“When I first planned the program I asked people at Hazelden Treatment Center to look at my proposal,” Warren says. “They were encouraging, but they warned me to expect an 85% relapse rate. Instead, our relapse rate has been between 7-10%.”
Adam McWethy, an Augsburg junior from Washington, D.C., likes what he’s experienced in the program. “What has helped me is the living environment,” he says. “I have a place to go that’s safe, with 14 other people in the same situation working toward a common goal.”
Three units of Andersen Hall house StepUP students, two of them all male, one co-ed.
“Before I started treatment I was a daily drinker and used amphetamines,” McWethy says. “I’ve been sober and drug-free for two and a half years, and my grade point average (GPA) is 3.4.”
Says Augsburg student Michel Boudreaux, “Everyone in the program meets with Don Warren or Dave Hadden [StepUP assistant director] once a week to talk about how our recovery and our academics are going. Once a month we all have a round-table with Don and Dave and talk about issues, events and any problems.” Boudreaux is a sophomore from Seattle, Washington.
Boudreaux enrolled at Augsburg as a freshman, following treatment at Hazelden and three months in a recovery center.

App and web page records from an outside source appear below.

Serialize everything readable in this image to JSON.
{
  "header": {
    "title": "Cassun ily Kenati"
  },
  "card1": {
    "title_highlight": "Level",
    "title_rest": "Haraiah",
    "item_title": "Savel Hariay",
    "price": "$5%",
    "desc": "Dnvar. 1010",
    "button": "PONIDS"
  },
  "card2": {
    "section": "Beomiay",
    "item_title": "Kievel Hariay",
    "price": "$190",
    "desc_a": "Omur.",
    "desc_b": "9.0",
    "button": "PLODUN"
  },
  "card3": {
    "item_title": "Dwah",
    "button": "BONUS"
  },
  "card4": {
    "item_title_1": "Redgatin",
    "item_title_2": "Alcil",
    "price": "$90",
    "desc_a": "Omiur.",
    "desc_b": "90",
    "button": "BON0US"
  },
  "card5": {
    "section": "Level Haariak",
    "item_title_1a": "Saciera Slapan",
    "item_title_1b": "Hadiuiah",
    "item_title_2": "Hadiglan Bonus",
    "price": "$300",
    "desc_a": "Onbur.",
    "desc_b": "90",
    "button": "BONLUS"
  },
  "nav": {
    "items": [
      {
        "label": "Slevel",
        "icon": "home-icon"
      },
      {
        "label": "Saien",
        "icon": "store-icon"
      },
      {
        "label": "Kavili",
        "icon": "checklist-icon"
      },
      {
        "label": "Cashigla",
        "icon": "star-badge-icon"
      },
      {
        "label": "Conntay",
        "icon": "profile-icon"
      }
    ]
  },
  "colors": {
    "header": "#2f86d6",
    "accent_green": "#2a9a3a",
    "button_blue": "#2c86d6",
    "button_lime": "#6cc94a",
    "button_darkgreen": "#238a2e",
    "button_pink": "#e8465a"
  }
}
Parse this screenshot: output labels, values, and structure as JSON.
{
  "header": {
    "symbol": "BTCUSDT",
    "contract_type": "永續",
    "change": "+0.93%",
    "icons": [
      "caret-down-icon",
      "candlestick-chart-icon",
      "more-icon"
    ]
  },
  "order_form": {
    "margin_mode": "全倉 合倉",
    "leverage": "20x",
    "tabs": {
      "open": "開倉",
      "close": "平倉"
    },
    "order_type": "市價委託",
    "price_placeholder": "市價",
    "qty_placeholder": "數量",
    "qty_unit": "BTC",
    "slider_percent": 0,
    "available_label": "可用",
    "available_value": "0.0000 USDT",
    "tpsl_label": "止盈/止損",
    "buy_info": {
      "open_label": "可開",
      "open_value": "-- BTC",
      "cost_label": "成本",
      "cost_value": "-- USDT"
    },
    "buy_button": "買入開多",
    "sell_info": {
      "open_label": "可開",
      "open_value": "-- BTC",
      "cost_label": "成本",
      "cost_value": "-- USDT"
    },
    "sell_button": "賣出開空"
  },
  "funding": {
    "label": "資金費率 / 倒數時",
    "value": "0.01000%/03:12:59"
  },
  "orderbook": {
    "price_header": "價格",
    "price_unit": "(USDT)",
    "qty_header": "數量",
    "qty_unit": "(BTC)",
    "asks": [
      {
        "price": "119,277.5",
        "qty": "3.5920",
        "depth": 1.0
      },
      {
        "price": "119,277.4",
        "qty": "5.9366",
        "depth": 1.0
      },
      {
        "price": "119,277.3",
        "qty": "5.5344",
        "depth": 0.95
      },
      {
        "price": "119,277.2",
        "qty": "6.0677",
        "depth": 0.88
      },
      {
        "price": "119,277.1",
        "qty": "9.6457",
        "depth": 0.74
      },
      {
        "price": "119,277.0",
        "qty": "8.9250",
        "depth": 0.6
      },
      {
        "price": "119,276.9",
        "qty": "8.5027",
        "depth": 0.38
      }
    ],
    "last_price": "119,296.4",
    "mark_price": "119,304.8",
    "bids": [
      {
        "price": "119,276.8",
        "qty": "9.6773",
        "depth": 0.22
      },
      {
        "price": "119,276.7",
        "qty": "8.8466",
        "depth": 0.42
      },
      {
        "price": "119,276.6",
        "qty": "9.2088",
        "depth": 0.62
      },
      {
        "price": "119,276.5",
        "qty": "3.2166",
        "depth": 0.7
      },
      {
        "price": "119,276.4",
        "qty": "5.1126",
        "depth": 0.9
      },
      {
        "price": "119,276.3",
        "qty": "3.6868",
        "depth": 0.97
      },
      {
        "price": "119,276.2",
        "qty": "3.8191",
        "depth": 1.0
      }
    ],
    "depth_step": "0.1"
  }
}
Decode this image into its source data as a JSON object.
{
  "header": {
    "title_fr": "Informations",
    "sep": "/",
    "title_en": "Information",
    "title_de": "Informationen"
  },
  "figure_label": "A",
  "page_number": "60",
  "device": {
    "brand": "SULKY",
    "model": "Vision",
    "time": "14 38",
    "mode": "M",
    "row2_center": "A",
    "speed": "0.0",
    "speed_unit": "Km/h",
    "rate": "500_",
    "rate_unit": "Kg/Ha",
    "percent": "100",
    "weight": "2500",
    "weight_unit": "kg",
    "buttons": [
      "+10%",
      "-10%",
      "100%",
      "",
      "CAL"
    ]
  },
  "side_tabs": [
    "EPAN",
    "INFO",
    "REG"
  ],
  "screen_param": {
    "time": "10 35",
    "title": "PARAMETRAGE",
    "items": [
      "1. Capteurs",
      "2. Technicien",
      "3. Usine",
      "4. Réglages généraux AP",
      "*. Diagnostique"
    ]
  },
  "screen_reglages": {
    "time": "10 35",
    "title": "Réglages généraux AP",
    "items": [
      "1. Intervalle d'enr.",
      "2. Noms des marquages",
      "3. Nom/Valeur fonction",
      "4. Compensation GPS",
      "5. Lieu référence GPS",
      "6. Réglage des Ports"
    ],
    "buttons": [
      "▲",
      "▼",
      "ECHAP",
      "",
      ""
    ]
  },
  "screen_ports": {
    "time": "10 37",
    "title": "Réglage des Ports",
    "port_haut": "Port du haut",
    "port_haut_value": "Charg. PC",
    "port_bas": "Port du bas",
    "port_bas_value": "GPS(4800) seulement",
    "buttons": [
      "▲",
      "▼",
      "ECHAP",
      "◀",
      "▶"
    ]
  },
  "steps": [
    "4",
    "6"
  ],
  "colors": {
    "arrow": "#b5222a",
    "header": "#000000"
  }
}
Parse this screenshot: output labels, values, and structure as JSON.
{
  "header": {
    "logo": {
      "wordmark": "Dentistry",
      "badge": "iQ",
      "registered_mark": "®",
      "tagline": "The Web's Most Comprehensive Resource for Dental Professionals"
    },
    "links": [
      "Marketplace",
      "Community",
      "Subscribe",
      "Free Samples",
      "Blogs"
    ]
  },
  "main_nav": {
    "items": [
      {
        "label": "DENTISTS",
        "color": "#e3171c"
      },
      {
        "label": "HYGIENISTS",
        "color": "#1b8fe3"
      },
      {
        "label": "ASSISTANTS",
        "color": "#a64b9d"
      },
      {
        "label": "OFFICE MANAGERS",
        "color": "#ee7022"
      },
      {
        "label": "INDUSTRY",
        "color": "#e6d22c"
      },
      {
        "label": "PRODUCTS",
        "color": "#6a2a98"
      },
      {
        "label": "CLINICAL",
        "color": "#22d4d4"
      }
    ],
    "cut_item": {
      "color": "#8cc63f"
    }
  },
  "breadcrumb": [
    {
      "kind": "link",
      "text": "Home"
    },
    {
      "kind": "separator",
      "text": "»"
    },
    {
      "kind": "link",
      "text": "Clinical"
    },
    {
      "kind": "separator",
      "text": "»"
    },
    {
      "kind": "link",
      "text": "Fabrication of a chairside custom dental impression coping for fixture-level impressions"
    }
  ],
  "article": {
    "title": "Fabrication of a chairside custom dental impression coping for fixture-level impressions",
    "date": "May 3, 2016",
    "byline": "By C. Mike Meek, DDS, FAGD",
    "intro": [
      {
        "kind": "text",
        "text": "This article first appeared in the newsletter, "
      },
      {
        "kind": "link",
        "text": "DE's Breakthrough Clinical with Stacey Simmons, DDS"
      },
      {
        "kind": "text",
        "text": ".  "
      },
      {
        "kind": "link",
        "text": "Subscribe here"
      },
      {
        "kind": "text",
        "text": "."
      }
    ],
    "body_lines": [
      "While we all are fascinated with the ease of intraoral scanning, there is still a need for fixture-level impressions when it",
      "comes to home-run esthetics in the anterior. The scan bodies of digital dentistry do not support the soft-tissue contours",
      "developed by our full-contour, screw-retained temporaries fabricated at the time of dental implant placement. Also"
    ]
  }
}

He appreciates having “a support group of people who have the same lifestyle and who face the same obstacles.” He says, “I’ve learned good study skills, and having everyone in the group committed to studying helps keep me motivated.”
Boudreaux’s GPA has climbed to 3.7 (a 4.0 is a straight-A average).
Says Warren, “What the students are very good at is spotting another addict in difficulty before we leaders notice the signs. They step in and say, ‘I am my brother’s keeper.’ There’s a spiritual dimension at the heart of the program.”
“Recovery is a spiritual issue,” says Dave Hadden. “Ad-dictions remove people from a healthy spiritual path. AA’s twelve-step process goes back to the Oxford Movement [of the 18th-century Anglican Church].” Some of the StepUP students plan to attend seminary after graduation.
“The foundation of AA is service,” Warren says. “One of the indicators of a healthy recovery is giving back to others.
“I think StepUP is having a positive influence at Augsburg. We’ll have a booth at the campus health fair in April. And the college judicial council has started asking our students to speak with offenders who are called before the council.”
Warren and Hadden made a presentation on StepUP at the U.S. Department of Education national conference, “Alcohol, Other Drugs and Violence Pre-vention in Higher Education,” in Pittsburgh, Pennsylvania, during October, 2000.
In January, 2001, nine of the StepUP participants studied in Prague, Czech Republic, as part of a travel course taught by Professor Stu Stoller of Augsburg’s business department. While Hadden managed the campus StepUP group, Warren accompanied the traveling students to provide support. “Not one of those students relapsed in Europe. We’re going to try it again next year with a course in Thailand.”
For further information on the StepUP program, phone Don Warren at 612/330-1166. He can also provide information on the April 6 symposium. Or, call Kara Malmgren at 612/330-1405.